- What you are asked to do
Each line of the entries below that holds "icon" is needed, copied in full.

- Task inputs

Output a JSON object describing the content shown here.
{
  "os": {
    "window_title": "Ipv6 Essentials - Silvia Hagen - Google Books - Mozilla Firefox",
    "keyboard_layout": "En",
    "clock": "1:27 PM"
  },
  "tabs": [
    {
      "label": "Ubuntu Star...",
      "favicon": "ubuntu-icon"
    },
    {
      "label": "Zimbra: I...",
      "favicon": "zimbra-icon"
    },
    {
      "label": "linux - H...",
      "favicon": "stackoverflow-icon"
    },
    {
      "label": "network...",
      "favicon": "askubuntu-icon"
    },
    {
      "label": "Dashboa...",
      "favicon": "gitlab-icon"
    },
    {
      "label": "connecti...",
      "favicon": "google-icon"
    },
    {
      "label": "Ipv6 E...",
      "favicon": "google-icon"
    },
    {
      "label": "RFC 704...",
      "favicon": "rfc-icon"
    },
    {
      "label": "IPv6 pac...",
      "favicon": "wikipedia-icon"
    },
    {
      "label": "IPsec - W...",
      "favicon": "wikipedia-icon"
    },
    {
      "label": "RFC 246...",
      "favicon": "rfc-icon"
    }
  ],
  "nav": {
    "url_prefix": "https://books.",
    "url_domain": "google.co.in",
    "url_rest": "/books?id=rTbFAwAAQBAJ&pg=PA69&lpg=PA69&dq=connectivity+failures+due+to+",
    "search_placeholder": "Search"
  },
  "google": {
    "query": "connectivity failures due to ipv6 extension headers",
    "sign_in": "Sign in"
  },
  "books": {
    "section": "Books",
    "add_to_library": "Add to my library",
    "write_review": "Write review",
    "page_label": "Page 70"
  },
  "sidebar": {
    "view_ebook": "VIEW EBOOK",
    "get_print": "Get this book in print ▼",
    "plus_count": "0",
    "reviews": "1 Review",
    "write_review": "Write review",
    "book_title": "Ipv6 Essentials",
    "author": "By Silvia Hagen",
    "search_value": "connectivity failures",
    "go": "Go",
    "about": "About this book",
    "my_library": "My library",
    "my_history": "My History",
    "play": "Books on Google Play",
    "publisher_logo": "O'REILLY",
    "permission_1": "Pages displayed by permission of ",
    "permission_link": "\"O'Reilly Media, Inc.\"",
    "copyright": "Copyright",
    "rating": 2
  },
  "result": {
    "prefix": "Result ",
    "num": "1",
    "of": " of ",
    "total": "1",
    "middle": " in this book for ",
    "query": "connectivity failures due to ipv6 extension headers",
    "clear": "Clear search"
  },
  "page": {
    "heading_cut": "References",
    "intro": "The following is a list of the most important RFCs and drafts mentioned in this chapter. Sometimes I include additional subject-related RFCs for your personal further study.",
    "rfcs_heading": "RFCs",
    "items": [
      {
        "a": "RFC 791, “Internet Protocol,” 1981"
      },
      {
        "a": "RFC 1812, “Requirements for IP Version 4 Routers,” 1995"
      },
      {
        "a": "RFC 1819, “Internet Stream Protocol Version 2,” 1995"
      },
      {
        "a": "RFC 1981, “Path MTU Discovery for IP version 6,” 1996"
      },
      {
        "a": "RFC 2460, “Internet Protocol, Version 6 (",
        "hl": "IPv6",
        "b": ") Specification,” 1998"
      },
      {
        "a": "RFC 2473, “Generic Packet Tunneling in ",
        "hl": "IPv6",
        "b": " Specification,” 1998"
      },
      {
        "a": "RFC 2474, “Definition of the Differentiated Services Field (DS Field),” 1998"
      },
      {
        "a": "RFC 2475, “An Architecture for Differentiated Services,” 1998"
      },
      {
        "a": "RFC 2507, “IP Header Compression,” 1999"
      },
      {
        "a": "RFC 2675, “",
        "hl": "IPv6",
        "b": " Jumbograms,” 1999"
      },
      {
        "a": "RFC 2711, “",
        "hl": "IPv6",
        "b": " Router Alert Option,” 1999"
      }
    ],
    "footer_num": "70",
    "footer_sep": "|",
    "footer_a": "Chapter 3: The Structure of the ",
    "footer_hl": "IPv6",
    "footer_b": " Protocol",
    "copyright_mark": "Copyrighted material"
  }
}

- Exercise solution
      "favicon": "ubuntu-icon"
      "favicon": "zimbra-icon"
      "favicon": "stackoverflow-icon"
      "favicon": "askubuntu-icon"
      "favicon": "gitlab-icon"
      "favicon": "google-icon"
      "favicon": "google-icon"
      "favicon": "rfc-icon"
      "favicon": "wikipedia-icon"
      "favicon": "wikipedia-icon"
      "favicon": "rfc-icon"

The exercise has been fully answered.